Return the full listing unchanged, apart from leaving out its images.

**RECORDS FOR THE EXERCISE**

=== Section Start ===

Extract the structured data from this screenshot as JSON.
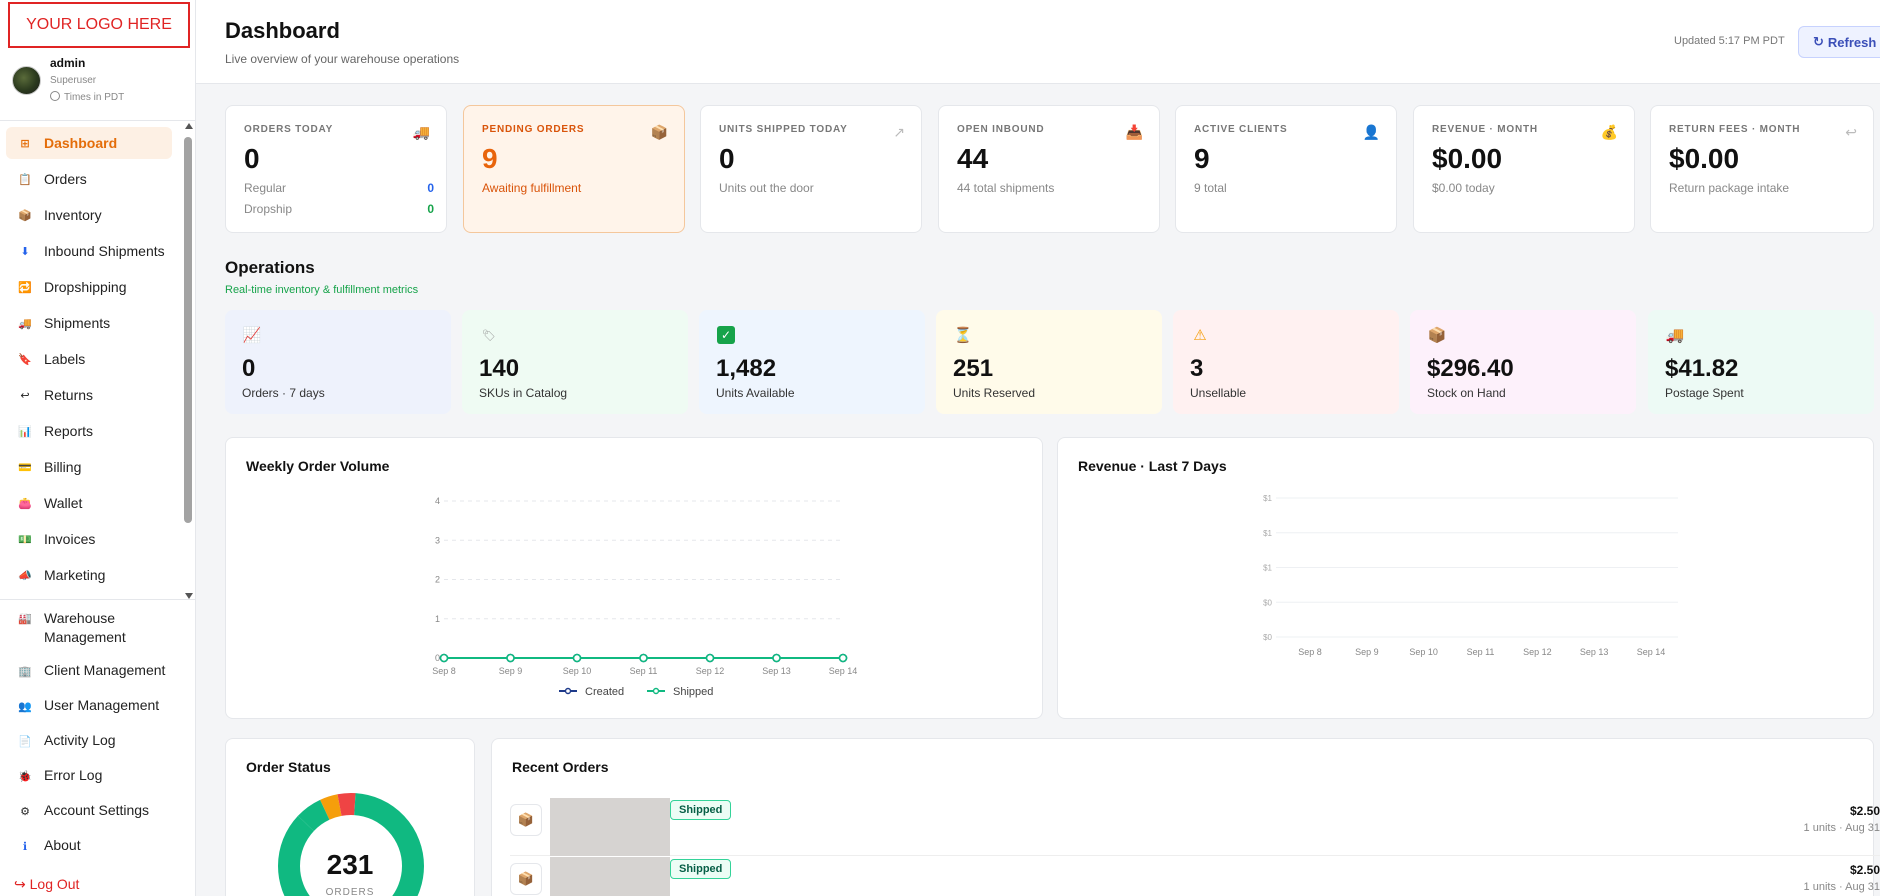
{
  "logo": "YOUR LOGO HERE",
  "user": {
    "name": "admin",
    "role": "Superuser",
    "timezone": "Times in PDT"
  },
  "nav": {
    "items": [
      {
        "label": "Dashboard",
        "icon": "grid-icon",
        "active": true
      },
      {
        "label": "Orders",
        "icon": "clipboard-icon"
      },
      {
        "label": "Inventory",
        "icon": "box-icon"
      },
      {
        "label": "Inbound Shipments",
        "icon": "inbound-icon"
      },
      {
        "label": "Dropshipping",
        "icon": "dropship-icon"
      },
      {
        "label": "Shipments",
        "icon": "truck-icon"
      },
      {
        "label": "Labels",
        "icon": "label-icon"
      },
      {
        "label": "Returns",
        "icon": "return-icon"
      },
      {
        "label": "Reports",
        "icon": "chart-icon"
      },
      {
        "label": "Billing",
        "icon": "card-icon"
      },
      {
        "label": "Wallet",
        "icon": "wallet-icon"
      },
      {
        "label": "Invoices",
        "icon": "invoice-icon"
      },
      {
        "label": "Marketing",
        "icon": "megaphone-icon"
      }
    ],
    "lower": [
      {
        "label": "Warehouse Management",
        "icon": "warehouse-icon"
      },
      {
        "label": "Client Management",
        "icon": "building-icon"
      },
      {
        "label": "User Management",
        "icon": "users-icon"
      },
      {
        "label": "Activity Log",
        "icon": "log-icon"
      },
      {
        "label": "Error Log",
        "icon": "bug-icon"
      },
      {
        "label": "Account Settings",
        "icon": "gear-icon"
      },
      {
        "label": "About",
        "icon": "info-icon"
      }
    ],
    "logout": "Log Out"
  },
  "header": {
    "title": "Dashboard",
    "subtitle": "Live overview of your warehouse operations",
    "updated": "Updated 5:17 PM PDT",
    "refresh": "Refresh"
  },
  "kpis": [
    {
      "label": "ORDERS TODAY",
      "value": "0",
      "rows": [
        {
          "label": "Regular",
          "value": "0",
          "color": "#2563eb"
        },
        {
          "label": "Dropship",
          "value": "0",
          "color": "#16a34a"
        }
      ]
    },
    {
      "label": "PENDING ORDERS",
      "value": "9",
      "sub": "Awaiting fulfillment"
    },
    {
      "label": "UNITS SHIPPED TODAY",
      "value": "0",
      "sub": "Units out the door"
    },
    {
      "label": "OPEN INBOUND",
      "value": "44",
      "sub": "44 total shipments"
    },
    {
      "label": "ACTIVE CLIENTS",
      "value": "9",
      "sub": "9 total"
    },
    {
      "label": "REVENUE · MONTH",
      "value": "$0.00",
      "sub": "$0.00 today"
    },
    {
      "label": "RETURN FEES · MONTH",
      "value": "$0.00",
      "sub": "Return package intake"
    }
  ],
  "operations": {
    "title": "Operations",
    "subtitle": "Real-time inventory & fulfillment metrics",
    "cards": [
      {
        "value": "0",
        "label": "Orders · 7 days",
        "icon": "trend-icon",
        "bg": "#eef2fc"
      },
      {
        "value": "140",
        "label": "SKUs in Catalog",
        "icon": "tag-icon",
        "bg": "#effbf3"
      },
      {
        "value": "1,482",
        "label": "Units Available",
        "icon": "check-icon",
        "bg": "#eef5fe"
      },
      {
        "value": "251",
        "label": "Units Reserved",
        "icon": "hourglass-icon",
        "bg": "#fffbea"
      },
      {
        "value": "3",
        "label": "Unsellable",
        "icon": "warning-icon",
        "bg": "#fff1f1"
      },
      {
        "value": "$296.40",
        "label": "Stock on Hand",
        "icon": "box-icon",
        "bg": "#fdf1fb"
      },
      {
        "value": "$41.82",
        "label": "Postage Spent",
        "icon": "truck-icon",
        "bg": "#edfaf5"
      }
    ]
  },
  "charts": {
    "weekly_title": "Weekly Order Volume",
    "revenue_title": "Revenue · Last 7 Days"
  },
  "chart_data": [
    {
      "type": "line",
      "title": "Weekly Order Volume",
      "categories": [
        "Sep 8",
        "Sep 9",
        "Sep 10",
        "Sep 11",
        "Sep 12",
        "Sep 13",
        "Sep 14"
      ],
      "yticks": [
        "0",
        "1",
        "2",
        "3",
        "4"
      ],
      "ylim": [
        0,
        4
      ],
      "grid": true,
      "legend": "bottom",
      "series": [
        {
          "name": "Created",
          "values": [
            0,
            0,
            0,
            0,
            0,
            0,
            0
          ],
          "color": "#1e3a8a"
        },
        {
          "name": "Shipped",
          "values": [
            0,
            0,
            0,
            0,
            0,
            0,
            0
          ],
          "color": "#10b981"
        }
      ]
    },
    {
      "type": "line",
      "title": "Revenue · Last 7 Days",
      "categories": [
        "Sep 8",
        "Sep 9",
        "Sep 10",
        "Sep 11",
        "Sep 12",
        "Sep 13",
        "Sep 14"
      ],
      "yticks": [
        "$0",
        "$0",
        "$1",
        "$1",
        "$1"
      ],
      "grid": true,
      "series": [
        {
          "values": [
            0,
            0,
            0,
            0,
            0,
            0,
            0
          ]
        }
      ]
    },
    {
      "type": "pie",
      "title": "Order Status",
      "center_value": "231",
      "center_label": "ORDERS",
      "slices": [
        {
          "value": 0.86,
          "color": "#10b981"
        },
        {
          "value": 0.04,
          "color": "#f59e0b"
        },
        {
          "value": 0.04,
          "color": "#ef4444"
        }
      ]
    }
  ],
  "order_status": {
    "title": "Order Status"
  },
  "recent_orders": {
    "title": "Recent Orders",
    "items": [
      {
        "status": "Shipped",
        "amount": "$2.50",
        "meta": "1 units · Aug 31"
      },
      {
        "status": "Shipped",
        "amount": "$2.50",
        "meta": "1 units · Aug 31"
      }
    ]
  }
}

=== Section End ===

**EXERCISE RESPONSE**
Extract the structured data from this screenshot as JSON.
{
  "logo": "YOUR LOGO HERE",
  "user": {
    "name": "admin",
    "role": "Superuser",
    "timezone": "Times in PDT"
  },
  "nav": {
    "items": [
      {
        "label": "Dashboard",
        "icon": "grid-icon",
        "active": true
      },
      {
        "label": "Orders",
        "icon": "clipboard-icon"
      },
      {
        "label": "Inventory",
        "icon": "box-icon"
      },
      {
        "label": "Inbound Shipments",
        "icon": "inbound-icon"
      },
      {
        "label": "Dropshipping",
        "icon": "dropship-icon"
      },
      {
        "label": "Shipments",
        "icon": "truck-icon"
      },
      {
        "label": "Labels",
        "icon": "label-icon"
      },
      {
        "label": "Returns",
        "icon": "return-icon"
      },
      {
        "label": "Reports",
        "icon": "chart-icon"
      },
      {
        "label": "Billing",
        "icon": "card-icon"
      },
      {
        "label": "Wallet",
        "icon": "wallet-icon"
      },
      {
        "label": "Invoices",
        "icon": "invoice-icon"
      },
      {
        "label": "Marketing",
        "icon": "megaphone-icon"
      }
    ],
    "lower": [
      {
        "label": "Warehouse Management",
        "icon": "warehouse-icon"
      },
      {
        "label": "Client Management",
        "icon": "building-icon"
      },
      {
        "label": "User Management",
        "icon": "users-icon"
      },
      {
        "label": "Activity Log",
        "icon": "log-icon"
      },
      {
        "label": "Error Log",
        "icon": "bug-icon"
      },
      {
        "label": "Account Settings",
        "icon": "gear-icon"
      },
      {
        "label": "About",
        "icon": "info-icon"
      }
    ],
    "logout": "Log Out"
  },
  "header": {
    "title": "Dashboard",
    "subtitle": "Live overview of your warehouse operations",
    "updated": "Updated 5:17 PM PDT",
    "refresh": "Refresh"
  },
  "kpis": [
    {
      "label": "ORDERS TODAY",
      "value": "0",
      "rows": [
        {
          "label": "Regular",
          "value": "0",
          "color": "#2563eb"
        },
        {
          "label": "Dropship",
          "value": "0",
          "color": "#16a34a"
        }
      ]
    },
    {
      "label": "PENDING ORDERS",
      "value": "9",
      "sub": "Awaiting fulfillment"
    },
    {
      "label": "UNITS SHIPPED TODAY",
      "value": "0",
      "sub": "Units out the door"
    },
    {
      "label": "OPEN INBOUND",
      "value": "44",
      "sub": "44 total shipments"
    },
    {
      "label": "ACTIVE CLIENTS",
      "value": "9",
      "sub": "9 total"
    },
    {
      "label": "REVENUE · MONTH",
      "value": "$0.00",
      "sub": "$0.00 today"
    },
    {
      "label": "RETURN FEES · MONTH",
      "value": "$0.00",
      "sub": "Return package intake"
    }
  ],
  "operations": {
    "title": "Operations",
    "subtitle": "Real-time inventory & fulfillment metrics",
    "cards": [
      {
        "value": "0",
        "label": "Orders · 7 days",
        "icon": "trend-icon",
        "bg": "#eef2fc"
      },
      {
        "value": "140",
        "label": "SKUs in Catalog",
        "icon": "tag-icon",
        "bg": "#effbf3"
      },
      {
        "value": "1,482",
        "label": "Units Available",
        "icon": "check-icon",
        "bg": "#eef5fe"
      },
      {
        "value": "251",
        "label": "Units Reserved",
        "icon": "hourglass-icon",
        "bg": "#fffbea"
      },
      {
        "value": "3",
        "label": "Unsellable",
        "icon": "warning-icon",
        "bg": "#fff1f1"
      },
      {
        "value": "$296.40",
        "label": "Stock on Hand",
        "icon": "box-icon",
        "bg": "#fdf1fb"
      },
      {
        "value": "$41.82",
        "label": "Postage Spent",
        "icon": "truck-icon",
        "bg": "#edfaf5"
      }
    ]
  },
  "charts": {
    "weekly_title": "Weekly Order Volume",
    "revenue_title": "Revenue · Last 7 Days"
  },
  "chart_data": [
    {
      "type": "line",
      "title": "Weekly Order Volume",
      "categories": [
        "Sep 8",
        "Sep 9",
        "Sep 10",
        "Sep 11",
        "Sep 12",
        "Sep 13",
        "Sep 14"
      ],
      "yticks": [
        "0",
        "1",
        "2",
        "3",
        "4"
      ],
      "ylim": [
        0,
        4
      ],
      "grid": true,
      "legend": "bottom",
      "series": [
        {
          "name": "Created",
          "values": [
            0,
            0,
            0,
            0,
            0,
            0,
            0
          ],
          "color": "#1e3a8a"
        },
        {
          "name": "Shipped",
          "values": [
            0,
            0,
            0,
            0,
            0,
            0,
            0
          ],
          "color": "#10b981"
        }
      ]
    },
    {
      "type": "line",
      "title": "Revenue · Last 7 Days",
      "categories": [
        "Sep 8",
        "Sep 9",
        "Sep 10",
        "Sep 11",
        "Sep 12",
        "Sep 13",
        "Sep 14"
      ],
      "yticks": [
        "$0",
        "$0",
        "$1",
        "$1",
        "$1"
      ],
      "grid": true,
      "series": [
        {
          "values": [
            0,
            0,
            0,
            0,
            0,
            0,
            0
          ]
        }
      ]
    },
    {
      "type": "pie",
      "title": "Order Status",
      "center_value": "231",
      "center_label": "ORDERS",
      "slices": [
        {
          "value": 0.86,
          "color": "#10b981"
        },
        {
          "value": 0.04,
          "color": "#f59e0b"
        },
        {
          "value": 0.04,
          "color": "#ef4444"
        }
      ]
    }
  ],
  "order_status": {
    "title": "Order Status"
  },
  "recent_orders": {
    "title": "Recent Orders",
    "items": [
      {
        "status": "Shipped",
        "amount": "$2.50",
        "meta": "1 units · Aug 31"
      },
      {
        "status": "Shipped",
        "amount": "$2.50",
        "meta": "1 units · Aug 31"
      }
    ]
  }
}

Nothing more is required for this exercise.